PURPOSE Current tools in predicting survival outcomes for patients with colon cancer predominantly rely on clinical and pathologic characteristics, but increasing evidence suggests that diet and lifestyle habits are associated with patient outcomes and should be considered to enhance model accuracy. METHODS Using an adjuvant chemotherapy trial for stage III colon cancer (CALGB 89803), we developed prediction models of disease-free survival (DFS) and overall survival by additionally incorporating self-reported nine diet and lifestyle factors.
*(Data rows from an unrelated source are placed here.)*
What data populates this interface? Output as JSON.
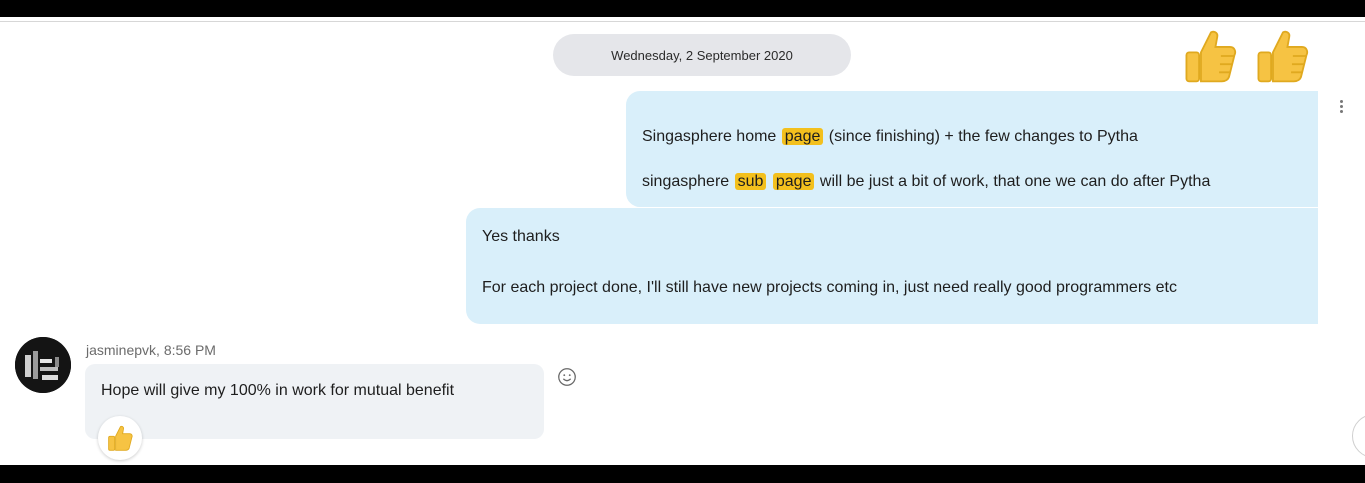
{
  "chat": {
    "date_separator": "Wednesday, 2 September 2020",
    "outgoing_reactions": [
      "thumbs-up-icon",
      "thumbs-up-icon"
    ],
    "messages_out": [
      {
        "lines": [
          {
            "parts": [
              {
                "text": "Singasphere home ",
                "highlight": false
              },
              {
                "text": "page",
                "highlight": true
              },
              {
                "text": " (since finishing) + the few changes to Pytha",
                "highlight": false
              }
            ]
          },
          {
            "parts": [
              {
                "text": "singasphere ",
                "highlight": false
              },
              {
                "text": "sub",
                "highlight": true
              },
              {
                "text": " ",
                "highlight": false
              },
              {
                "text": "page",
                "highlight": true
              },
              {
                "text": " will be just a bit of work, that one we can do after Pytha",
                "highlight": false
              }
            ]
          }
        ]
      },
      {
        "lines": [
          {
            "parts": [
              {
                "text": "Yes thanks",
                "highlight": false
              }
            ]
          },
          {
            "parts": [
              {
                "text": "For each project done, I'll still have new projects coming in, just need really good programmers etc",
                "highlight": false
              }
            ]
          }
        ]
      }
    ],
    "incoming": {
      "sender": "jasminepvk",
      "time": "8:56 PM",
      "meta_separator": ", ",
      "text": "Hope will give my 100% in work for mutual benefit",
      "reaction": "thumbs-up-icon"
    }
  },
  "colors": {
    "outgoing_bubble": "#d9effa",
    "incoming_bubble": "#eff2f5",
    "highlight": "#f3c01d",
    "date_pill": "#e5e6ea"
  }
}
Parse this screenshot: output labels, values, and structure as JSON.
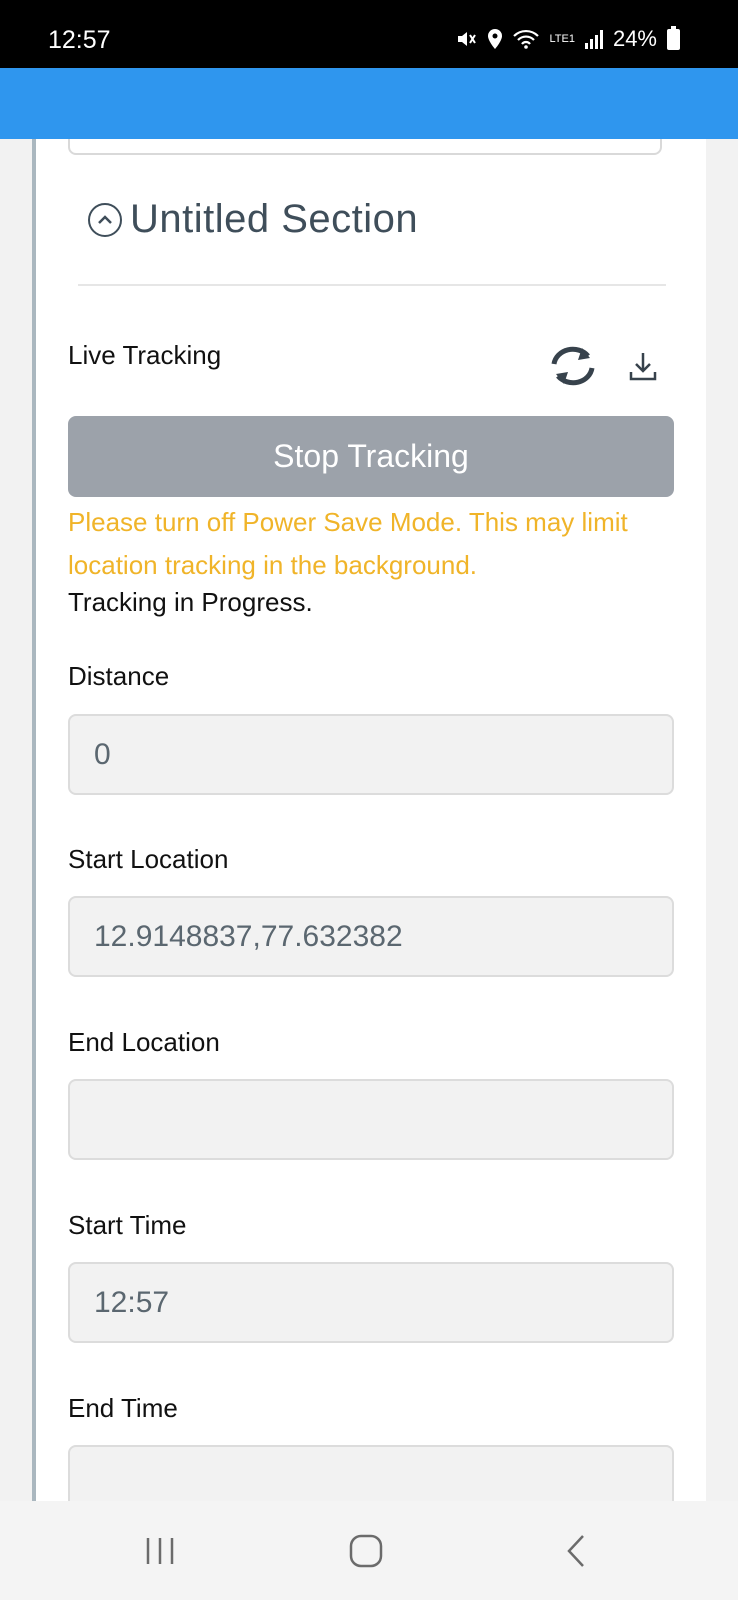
{
  "status_bar": {
    "time": "12:57",
    "battery": "24%",
    "network": "LTE1"
  },
  "section": {
    "title": "Untitled Section"
  },
  "live_tracking": {
    "label": "Live Tracking",
    "refresh_icon": "refresh-icon",
    "download_icon": "download-icon",
    "button_label": "Stop Tracking",
    "warning": "Please turn off Power Save Mode. This may limit location tracking in the background.",
    "status": "Tracking in Progress."
  },
  "fields": {
    "distance": {
      "label": "Distance",
      "value": "0"
    },
    "start_location": {
      "label": "Start Location",
      "value": "12.9148837,77.632382"
    },
    "end_location": {
      "label": "End Location",
      "value": ""
    },
    "start_time": {
      "label": "Start Time",
      "value": "12:57"
    },
    "end_time": {
      "label": "End Time",
      "value": ""
    }
  },
  "colors": {
    "app_bar": "#2f96ee",
    "warning": "#f0b429",
    "button": "#9ca2aa"
  }
}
Both models were assessed by multivariable Cox proportional hazards regression and externally validated using another trial for stage III colon cancer (CALGB/SWOG 80702), and visual nomograms of prediction models were constructed accordingly. We also proposed three hypothetical scenarios for patients with (1) good-risk, (2) average-risk, and (3) poor-risk clinical and pathologic features, and estimated their predictive survival by considering clinical and pathologic features with or without adding self-reported diet and lifestyle factors. RESULTS Among 1,024 patients (median age 60.0 years, 43.8% female), we observed 394 DFS events and 311 deaths after median follow-up of 7.3 years. Adding self-reported diet and lifestyle factors to clinical and pathologic characteristics meaningfully improved performance of prediction models (c-index from 0.64 [95% CI, 0.62 to 0.67] to 0.69 [95% CI, 0.67 to 0.72] for DFS, and from 0.67 [95% CI, 0.64 to 0.70] to 0.71 [95% CI, 0.69 to 0.75] for overall survival). External validation also indicated good performance of discrimination and calibration. Adding most self-reported favorable diet and lifestyle exposures to multivariate modeling improved 5-year DFS of all patients and by 6.3% for good-risk, 21.4% for average-risk, and 42.6% for poor-risk clinical and pathologic features. CONCLUSION Diet and lifestyle factors further inform current recurrence and survival prediction models for patients with stage III colon cancer.
ASJC Scopus subject areas
- Cancer Research